____ Supplied data

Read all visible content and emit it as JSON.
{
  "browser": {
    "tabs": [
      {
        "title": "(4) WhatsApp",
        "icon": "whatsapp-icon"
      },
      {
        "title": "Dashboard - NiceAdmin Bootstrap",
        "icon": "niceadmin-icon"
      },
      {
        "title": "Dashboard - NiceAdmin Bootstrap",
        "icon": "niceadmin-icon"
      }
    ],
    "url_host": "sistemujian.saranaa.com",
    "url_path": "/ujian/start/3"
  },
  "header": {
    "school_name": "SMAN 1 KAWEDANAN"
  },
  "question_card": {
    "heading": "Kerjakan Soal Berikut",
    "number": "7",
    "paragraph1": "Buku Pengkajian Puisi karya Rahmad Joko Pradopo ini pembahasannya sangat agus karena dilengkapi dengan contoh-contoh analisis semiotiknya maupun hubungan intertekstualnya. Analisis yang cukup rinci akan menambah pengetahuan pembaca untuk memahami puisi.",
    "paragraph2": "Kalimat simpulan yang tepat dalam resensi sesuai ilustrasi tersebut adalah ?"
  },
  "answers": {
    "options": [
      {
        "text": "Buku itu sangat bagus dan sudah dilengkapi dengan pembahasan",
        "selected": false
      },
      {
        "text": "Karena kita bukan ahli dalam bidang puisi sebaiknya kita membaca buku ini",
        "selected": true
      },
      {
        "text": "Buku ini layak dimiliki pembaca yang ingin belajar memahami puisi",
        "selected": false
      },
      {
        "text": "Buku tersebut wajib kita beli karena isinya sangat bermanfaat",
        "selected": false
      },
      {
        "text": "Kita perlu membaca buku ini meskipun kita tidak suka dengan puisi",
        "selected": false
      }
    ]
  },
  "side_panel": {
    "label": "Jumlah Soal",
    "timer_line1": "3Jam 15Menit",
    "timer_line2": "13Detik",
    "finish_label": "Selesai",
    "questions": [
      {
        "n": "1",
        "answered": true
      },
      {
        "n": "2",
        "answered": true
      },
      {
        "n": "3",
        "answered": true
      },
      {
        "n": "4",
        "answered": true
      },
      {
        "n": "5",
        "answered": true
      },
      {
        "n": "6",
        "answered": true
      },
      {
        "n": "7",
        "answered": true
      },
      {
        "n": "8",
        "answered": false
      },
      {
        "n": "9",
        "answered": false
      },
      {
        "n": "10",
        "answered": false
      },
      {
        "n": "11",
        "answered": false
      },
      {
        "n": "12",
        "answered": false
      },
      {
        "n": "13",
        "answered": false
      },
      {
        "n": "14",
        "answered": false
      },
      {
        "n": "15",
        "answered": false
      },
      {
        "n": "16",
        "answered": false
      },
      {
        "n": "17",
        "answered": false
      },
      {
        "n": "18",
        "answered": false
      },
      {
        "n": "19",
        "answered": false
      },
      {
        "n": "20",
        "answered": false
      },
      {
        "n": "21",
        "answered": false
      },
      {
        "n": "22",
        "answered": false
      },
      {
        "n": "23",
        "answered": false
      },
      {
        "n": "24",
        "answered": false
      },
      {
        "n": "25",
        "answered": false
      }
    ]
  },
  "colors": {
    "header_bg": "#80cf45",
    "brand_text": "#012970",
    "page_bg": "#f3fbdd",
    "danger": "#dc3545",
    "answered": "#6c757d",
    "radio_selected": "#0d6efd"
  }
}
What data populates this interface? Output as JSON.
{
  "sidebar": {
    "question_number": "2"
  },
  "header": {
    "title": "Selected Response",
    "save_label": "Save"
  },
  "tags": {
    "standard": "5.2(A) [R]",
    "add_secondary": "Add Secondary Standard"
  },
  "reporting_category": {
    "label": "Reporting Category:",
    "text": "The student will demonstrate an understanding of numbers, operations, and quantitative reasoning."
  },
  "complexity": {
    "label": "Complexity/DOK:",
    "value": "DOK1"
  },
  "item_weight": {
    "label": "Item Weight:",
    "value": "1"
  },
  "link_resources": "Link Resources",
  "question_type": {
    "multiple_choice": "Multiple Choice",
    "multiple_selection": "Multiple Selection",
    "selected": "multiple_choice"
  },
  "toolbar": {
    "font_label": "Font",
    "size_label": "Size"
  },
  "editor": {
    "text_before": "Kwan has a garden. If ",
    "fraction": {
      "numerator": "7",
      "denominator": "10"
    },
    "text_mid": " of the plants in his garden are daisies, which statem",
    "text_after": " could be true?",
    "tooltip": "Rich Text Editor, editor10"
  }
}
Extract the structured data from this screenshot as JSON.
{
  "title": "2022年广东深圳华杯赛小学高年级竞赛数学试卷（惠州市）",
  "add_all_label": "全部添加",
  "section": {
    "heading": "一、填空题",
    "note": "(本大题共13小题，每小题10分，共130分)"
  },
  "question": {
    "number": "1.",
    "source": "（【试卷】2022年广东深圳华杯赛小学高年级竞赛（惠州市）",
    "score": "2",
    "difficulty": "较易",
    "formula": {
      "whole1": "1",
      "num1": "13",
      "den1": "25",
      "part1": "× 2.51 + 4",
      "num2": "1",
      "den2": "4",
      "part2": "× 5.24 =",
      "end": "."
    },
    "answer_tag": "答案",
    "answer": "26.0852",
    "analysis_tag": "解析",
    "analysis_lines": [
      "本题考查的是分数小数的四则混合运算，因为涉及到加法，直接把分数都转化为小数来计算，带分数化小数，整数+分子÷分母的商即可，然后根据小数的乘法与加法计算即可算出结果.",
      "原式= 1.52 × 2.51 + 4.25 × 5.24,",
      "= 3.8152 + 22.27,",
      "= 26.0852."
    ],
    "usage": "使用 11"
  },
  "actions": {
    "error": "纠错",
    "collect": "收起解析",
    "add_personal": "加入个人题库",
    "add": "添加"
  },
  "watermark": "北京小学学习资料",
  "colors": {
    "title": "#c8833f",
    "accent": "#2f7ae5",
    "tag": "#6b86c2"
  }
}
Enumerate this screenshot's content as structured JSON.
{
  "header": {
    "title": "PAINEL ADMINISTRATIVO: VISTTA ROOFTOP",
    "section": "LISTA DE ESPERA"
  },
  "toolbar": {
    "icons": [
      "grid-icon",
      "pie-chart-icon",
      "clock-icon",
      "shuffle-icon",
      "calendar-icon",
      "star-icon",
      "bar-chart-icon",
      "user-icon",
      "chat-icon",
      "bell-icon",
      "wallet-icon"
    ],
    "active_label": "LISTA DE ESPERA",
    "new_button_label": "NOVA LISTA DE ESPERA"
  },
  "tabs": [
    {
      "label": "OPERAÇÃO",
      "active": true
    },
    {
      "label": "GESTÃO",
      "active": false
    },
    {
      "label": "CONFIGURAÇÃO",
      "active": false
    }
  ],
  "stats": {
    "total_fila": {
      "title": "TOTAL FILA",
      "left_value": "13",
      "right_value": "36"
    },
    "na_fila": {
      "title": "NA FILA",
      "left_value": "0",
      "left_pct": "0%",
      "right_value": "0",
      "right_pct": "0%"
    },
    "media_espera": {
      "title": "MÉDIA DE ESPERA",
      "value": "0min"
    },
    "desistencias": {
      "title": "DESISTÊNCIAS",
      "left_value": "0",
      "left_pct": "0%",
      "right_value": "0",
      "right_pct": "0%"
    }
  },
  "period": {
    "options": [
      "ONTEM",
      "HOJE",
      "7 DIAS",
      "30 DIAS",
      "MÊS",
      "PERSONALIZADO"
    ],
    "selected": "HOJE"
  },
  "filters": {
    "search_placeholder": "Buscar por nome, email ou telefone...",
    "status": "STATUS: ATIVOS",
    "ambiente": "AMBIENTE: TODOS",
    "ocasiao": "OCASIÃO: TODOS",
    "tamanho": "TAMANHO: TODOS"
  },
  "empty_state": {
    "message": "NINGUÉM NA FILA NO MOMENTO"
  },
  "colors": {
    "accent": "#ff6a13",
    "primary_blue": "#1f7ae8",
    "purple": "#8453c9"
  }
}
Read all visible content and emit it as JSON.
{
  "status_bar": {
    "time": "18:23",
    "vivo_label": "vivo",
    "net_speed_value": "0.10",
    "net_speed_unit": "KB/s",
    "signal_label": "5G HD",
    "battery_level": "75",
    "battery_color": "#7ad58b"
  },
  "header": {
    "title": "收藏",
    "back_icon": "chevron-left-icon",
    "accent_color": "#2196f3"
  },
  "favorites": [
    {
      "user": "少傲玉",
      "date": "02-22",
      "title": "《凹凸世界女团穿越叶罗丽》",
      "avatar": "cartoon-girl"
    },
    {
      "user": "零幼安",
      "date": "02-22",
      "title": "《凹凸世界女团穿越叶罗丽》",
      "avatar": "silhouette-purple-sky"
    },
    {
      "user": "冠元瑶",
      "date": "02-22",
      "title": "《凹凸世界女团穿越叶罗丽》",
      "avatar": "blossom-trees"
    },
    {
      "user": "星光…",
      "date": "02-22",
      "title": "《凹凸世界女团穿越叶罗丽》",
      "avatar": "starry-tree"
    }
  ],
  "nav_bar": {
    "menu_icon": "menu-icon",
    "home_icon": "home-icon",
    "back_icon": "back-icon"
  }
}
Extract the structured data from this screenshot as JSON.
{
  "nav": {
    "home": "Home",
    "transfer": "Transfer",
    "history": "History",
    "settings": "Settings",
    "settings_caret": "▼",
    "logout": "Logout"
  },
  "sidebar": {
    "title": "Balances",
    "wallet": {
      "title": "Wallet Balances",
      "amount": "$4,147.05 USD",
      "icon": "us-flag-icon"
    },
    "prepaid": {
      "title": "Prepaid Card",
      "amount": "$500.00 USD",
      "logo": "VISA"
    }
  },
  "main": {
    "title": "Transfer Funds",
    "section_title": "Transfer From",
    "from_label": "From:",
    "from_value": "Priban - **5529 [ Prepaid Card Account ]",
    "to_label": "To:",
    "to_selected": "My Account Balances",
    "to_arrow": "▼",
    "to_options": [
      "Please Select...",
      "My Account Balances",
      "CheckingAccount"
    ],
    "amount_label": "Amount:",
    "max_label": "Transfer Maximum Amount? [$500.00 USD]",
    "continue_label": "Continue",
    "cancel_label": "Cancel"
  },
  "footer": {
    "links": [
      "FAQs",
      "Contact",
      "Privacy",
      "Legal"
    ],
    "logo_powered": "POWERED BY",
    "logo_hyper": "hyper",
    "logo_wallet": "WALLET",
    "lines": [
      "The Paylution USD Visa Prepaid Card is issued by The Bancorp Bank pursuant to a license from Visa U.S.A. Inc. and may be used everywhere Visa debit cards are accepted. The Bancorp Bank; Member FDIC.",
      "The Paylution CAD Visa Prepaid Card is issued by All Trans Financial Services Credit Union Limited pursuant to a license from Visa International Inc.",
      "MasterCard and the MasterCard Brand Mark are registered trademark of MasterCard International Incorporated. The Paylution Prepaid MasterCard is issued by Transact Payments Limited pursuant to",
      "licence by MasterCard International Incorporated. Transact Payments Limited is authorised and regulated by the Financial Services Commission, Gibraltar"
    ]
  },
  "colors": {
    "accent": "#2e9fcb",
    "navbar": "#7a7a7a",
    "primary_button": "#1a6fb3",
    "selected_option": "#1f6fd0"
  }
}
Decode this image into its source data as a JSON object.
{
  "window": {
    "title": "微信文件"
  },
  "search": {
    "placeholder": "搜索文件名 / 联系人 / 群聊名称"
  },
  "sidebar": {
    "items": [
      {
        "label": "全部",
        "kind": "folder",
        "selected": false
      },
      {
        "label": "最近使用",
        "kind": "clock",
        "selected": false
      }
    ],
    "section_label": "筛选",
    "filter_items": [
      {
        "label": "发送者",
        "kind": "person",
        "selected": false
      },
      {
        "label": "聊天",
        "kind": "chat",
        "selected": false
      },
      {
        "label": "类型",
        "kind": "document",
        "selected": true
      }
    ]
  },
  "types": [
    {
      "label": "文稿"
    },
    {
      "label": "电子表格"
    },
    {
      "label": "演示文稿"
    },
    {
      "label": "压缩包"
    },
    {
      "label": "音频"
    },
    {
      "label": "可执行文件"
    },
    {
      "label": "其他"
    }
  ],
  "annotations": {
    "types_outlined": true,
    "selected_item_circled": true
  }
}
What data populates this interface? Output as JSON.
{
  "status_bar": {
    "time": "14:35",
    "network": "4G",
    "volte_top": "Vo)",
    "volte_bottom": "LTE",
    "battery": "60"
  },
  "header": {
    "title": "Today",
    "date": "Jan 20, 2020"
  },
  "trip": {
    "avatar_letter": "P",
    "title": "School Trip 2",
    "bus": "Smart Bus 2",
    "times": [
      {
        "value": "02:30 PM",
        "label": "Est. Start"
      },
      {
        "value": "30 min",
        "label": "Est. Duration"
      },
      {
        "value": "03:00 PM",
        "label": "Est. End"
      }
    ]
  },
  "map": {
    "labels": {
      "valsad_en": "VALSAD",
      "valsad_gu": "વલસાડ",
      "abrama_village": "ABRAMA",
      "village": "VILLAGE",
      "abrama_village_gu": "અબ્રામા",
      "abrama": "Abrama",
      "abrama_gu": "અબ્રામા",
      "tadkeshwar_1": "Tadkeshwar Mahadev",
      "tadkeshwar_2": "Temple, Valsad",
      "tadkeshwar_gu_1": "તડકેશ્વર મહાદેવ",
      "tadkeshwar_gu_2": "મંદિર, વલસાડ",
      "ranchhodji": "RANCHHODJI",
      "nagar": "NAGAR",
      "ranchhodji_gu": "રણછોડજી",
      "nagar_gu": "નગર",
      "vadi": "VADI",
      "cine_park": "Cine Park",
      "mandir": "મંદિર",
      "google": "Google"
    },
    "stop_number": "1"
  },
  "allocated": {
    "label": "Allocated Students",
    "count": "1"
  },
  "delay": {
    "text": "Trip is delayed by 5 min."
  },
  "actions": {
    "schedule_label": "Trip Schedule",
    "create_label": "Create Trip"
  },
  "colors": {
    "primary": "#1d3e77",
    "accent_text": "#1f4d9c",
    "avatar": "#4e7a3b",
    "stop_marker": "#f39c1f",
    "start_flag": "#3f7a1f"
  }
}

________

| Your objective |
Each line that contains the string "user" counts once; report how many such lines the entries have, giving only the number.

| Solved exercise |
5